*** Opening of EXCERPTED DATA ***

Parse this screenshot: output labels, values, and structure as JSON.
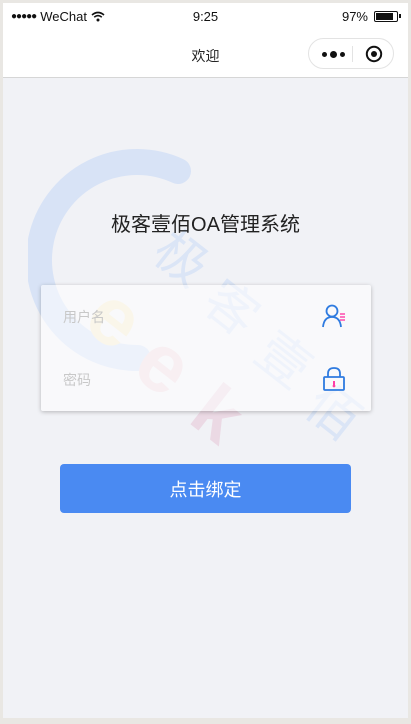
{
  "statusbar": {
    "signal": "●●●●●",
    "carrier": "WeChat",
    "time": "9:25",
    "battery": "97%",
    "battery_level": 0.97
  },
  "navbar": {
    "title": "欢迎"
  },
  "app": {
    "title": "极客壹佰OA管理系统"
  },
  "form": {
    "username_placeholder": "用户名",
    "username_value": "",
    "password_placeholder": "密码",
    "password_value": ""
  },
  "actions": {
    "bind_button": "点击绑定"
  },
  "watermark": {
    "latin": "Geek",
    "cjk": [
      "极",
      "客",
      "壹",
      "佰"
    ]
  },
  "colors": {
    "primary": "#4a8af2",
    "icon_blue": "#2f7be0",
    "icon_pink": "#ff3fa8",
    "background": "#f1f2f6"
  }
}
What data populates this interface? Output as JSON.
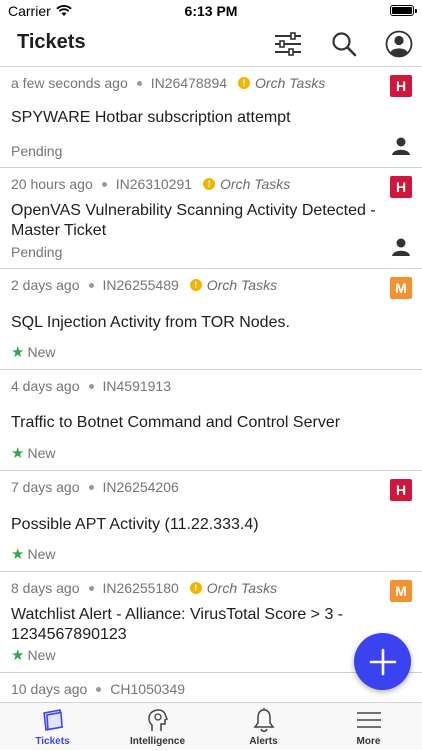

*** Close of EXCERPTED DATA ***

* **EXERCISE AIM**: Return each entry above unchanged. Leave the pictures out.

* **ANSWER BOX**:
Parse this screenshot: output labels, values, and structure as JSON.
{
  "statusbar": {
    "signal": "●●●●●",
    "carrier": "WeChat",
    "time": "9:25",
    "battery": "97%",
    "battery_level": 0.97
  },
  "navbar": {
    "title": "欢迎"
  },
  "app": {
    "title": "极客壹佰OA管理系统"
  },
  "form": {
    "username_placeholder": "用户名",
    "username_value": "",
    "password_placeholder": "密码",
    "password_value": ""
  },
  "actions": {
    "bind_button": "点击绑定"
  },
  "watermark": {
    "latin": "Geek",
    "cjk": [
      "极",
      "客",
      "壹",
      "佰"
    ]
  },
  "colors": {
    "primary": "#4a8af2",
    "icon_blue": "#2f7be0",
    "icon_pink": "#ff3fa8",
    "background": "#f1f2f6"
  }
}
What data populates this interface? Output as JSON.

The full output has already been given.